A practical example here is the curls of curly hair. They are a result of cysteine formation. Moreover, the chemical used for hair straightening is reductants. It reduces cysteine disulphide bridges and frees cysteine sulfhydryl groups. On the other hand, chemicals used for hair curling are oxidants. They oxidise cysteine sulfhydryl groups and creates cysteine disulphide bridges.
Thionyl chloride is an inorganic substance, and its chemical formula is SOCI2. This substance is colourless and moderately volatile, having an unpleasant, acrid smell. Moreover, this liquid is mainly used as a chlorinating reagent. Furthermore, it is toxic, and it reacts with water. Besides, it can be used to produce a chemical weapon, as it is listed under the Chemical Weapons Convention.
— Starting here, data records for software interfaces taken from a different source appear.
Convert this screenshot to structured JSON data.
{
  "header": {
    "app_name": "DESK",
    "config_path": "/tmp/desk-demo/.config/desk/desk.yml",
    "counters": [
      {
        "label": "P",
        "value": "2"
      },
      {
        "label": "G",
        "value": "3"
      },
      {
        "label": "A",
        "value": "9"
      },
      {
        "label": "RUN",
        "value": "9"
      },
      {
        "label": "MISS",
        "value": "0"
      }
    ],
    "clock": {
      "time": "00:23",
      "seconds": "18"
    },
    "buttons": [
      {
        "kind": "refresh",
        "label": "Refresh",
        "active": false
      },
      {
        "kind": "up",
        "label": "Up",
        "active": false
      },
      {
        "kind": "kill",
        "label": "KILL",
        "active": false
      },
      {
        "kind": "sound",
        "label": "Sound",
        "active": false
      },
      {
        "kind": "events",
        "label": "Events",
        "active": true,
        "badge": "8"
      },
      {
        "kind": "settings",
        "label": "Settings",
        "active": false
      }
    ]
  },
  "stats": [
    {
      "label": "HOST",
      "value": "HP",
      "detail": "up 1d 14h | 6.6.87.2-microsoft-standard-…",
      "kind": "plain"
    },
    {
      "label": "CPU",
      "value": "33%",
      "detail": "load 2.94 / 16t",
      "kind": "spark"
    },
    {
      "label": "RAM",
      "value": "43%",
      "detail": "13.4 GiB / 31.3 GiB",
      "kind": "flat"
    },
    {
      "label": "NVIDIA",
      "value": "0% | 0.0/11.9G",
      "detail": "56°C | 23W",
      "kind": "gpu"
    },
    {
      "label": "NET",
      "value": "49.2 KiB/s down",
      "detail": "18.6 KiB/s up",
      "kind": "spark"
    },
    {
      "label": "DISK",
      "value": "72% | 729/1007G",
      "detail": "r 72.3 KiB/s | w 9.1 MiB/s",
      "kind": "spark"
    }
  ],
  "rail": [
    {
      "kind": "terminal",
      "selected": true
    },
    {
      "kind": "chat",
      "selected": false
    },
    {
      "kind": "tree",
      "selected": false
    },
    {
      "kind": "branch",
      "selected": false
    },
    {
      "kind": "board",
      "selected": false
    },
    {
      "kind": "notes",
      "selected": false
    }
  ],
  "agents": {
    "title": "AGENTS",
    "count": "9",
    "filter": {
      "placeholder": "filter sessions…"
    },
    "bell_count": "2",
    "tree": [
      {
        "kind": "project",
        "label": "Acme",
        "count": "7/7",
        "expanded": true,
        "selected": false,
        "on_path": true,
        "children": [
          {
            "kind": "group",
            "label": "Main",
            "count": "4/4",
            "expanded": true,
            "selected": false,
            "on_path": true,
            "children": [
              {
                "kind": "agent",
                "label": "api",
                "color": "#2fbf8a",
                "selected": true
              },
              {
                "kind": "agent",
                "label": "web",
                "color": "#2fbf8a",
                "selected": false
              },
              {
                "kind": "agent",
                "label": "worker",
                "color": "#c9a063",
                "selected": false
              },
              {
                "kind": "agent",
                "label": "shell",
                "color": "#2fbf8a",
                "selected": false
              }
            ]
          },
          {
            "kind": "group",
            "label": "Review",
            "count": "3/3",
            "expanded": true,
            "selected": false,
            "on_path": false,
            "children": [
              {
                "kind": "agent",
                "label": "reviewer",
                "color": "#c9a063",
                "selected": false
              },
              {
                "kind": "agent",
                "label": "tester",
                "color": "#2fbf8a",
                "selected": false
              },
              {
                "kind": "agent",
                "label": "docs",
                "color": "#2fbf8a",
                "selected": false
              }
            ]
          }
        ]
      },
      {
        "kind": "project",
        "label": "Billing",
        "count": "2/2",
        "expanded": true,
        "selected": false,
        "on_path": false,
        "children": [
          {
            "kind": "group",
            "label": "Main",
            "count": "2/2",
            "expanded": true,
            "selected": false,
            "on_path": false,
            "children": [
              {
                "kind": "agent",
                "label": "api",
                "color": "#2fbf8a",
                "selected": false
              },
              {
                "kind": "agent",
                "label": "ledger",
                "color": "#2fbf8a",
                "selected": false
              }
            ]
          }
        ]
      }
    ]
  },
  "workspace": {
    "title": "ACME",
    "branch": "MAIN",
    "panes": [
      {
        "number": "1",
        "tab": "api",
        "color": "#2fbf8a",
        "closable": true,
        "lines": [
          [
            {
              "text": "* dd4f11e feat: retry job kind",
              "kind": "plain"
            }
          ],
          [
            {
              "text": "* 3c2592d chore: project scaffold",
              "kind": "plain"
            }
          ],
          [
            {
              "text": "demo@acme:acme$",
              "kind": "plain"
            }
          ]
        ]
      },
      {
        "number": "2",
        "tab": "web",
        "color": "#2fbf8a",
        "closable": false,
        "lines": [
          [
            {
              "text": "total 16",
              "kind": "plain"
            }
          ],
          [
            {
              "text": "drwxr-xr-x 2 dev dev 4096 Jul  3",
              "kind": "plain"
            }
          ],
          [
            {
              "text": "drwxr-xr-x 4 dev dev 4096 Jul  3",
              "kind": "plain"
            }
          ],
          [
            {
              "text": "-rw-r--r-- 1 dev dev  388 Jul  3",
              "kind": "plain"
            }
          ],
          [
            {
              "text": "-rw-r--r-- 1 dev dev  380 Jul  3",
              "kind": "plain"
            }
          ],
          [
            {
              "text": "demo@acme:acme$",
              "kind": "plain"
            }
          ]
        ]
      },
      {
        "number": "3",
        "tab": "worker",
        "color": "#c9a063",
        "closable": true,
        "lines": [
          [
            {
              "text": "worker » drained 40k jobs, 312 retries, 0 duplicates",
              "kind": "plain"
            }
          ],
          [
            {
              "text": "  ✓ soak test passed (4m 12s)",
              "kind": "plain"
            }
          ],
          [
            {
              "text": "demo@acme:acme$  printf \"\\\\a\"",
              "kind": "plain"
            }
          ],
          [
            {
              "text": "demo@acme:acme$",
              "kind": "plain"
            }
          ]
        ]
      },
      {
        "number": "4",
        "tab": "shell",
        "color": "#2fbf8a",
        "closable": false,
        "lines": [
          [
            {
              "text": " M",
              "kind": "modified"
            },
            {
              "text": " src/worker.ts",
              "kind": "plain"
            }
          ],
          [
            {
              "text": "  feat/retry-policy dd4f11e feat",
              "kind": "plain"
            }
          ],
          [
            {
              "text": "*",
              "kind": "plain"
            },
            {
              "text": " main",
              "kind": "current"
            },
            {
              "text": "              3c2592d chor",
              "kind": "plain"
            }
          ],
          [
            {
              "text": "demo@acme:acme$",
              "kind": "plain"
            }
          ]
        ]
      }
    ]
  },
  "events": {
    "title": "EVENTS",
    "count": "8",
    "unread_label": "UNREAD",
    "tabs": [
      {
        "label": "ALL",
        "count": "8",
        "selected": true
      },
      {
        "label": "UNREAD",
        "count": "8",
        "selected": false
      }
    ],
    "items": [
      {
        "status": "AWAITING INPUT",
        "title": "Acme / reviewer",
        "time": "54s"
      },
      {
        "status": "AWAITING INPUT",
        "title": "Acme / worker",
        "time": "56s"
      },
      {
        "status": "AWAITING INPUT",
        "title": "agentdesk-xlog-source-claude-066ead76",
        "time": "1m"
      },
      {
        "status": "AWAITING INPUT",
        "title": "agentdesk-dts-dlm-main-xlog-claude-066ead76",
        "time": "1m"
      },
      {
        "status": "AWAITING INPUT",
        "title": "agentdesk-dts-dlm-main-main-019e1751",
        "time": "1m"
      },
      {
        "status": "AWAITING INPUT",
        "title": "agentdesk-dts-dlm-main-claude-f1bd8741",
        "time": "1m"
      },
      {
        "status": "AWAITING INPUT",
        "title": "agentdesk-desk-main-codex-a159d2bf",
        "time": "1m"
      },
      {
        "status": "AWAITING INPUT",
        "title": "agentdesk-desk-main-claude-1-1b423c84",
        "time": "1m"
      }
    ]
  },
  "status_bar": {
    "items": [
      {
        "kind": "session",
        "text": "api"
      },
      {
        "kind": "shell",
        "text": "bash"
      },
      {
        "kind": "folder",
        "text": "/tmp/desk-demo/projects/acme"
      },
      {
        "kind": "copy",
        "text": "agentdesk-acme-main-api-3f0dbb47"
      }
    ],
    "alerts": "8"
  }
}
Notably, it is often confused with sulphuryl chloride (SO2Cl2). They are completely different compounds in term of their properties. Moreover, thionyl chloride can produce chloride ions, whereas sulphuryl chloride has chlorine.
Thiophene is a heterocyclic liquid, and its chemical formula is C4H4S. Moreover, this liquid has no colour and has a smell similar to benzene. Additionally, it consists of a planar five-membered ring and has an aroma, as suggested by various substitution reactions. Lastly, in most of its reactions, it shares a resemblance to benzene.
Thiol is undoubtedly a difficult topic, and students often struggle to comprehend its related concepts. However, this chapter is vital, and with guidance, they can easily prepare it. Consequently, our live classes conducted by subject experts from all over that country can help students to clear their queries, and prepare better for their exams. Now you can even download our Vedantu app for enhanced accessibility.
1. What Is A Thiol?
Thiol is an organic chemical compound with analogous features of alcohol and phenols. However, it has a sulphur atom instead of an oxygen atom. Besides, thiols are also known as mercaptans. They share the same molecular structure as alcohol.
2. What Is A Physical Property That Distinguishes Thiols?
One of the fundamental physical property that can aid an individual to distinguish thiols is its smell. Notably, the odour of thiols are sharp and has resemblance with garlic.
3. What Is Thionyl Chloride?
Thionyl chloride is an inorganic liquid, and its chemical formula is SOCI2. This element has no colour, and it is moderately volatile. Additionally, it has an unpleasant, acrid smell.
4. What Is Thiophene?
Thiophene is a heterocyclic substance. The chemical formula of this liquid is C4H4S. Moreover, it is colourless and smells like benzene.